Mothers call the names 
of their children 
into the late evening. 
Their hard voices echo 
in the streets. 
We sit on the edge 
of the bed after sex, 
in the silence 
within the silence. 
Happy words rush to my lips 
but turn back swiftly. 
I wish for the past, the days 
we lived together and loved. 
Remember hours spent wading in
the calm lake? The day you read 
forever in my palm? You say 
nothing exists beyond our 
own breathing in this room, 
but I know there is a chest of drawers, 
a bureau and lamp, comfort 
in the stillness cooled 
by dusk's final breaths. 
We are startled to hear your name 
drift through the window, 

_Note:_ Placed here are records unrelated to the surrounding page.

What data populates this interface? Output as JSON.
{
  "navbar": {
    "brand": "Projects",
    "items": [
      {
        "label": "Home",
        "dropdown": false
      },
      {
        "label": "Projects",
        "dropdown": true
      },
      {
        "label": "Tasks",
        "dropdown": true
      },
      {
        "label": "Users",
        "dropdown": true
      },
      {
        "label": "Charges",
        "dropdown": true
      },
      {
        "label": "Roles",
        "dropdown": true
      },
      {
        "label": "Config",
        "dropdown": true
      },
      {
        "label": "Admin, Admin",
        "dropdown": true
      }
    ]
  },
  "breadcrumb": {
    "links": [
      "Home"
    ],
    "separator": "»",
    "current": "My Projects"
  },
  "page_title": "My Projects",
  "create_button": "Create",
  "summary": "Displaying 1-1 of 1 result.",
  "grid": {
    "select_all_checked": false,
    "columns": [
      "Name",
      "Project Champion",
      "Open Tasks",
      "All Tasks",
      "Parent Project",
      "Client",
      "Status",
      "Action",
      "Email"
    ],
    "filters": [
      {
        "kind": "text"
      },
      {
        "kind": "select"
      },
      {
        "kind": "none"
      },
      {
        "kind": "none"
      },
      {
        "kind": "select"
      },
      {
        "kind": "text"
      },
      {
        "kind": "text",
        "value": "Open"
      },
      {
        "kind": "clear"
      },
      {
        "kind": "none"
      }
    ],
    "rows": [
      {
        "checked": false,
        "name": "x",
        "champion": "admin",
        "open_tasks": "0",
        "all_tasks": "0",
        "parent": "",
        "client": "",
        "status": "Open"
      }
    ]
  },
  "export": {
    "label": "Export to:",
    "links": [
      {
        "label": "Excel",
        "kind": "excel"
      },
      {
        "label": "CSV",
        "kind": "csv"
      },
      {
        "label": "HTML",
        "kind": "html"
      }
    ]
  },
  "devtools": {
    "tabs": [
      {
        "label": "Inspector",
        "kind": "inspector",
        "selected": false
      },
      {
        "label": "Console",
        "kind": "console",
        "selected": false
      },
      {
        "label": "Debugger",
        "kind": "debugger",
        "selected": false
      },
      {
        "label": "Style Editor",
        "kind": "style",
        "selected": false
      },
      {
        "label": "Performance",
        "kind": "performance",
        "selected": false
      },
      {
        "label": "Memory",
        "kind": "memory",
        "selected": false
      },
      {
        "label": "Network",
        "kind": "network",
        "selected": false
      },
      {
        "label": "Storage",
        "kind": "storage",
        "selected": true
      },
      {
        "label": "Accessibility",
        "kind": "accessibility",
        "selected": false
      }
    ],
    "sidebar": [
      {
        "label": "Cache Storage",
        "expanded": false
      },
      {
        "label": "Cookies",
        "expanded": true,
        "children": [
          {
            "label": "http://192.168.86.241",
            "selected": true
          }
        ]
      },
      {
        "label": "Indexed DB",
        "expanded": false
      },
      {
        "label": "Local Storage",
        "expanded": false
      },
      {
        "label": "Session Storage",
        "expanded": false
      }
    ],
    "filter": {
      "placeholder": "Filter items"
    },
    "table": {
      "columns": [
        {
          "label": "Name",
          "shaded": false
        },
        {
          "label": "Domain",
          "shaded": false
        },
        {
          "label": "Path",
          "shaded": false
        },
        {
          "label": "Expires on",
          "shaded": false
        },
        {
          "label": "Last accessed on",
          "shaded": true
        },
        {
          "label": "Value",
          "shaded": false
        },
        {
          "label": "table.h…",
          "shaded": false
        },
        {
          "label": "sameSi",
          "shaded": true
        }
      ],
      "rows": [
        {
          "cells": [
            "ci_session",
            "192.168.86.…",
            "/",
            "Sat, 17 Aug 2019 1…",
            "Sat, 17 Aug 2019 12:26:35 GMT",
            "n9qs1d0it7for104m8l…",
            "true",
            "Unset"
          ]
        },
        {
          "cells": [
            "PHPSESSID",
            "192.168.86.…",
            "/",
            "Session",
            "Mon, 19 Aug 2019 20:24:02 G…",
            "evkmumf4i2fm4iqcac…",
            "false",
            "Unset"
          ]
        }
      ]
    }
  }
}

some woman calling her son home 
for dinner. Your body reacts: 
the head lifts, the neck stretches 
like that of some frightened bird. 
Should you go to her — as if 
the voice were your own mother shouting 
through years of grief? Quickly 
you pull me back onto the dirty sheets, 
deep into the rage
of your lips and hands and tongue.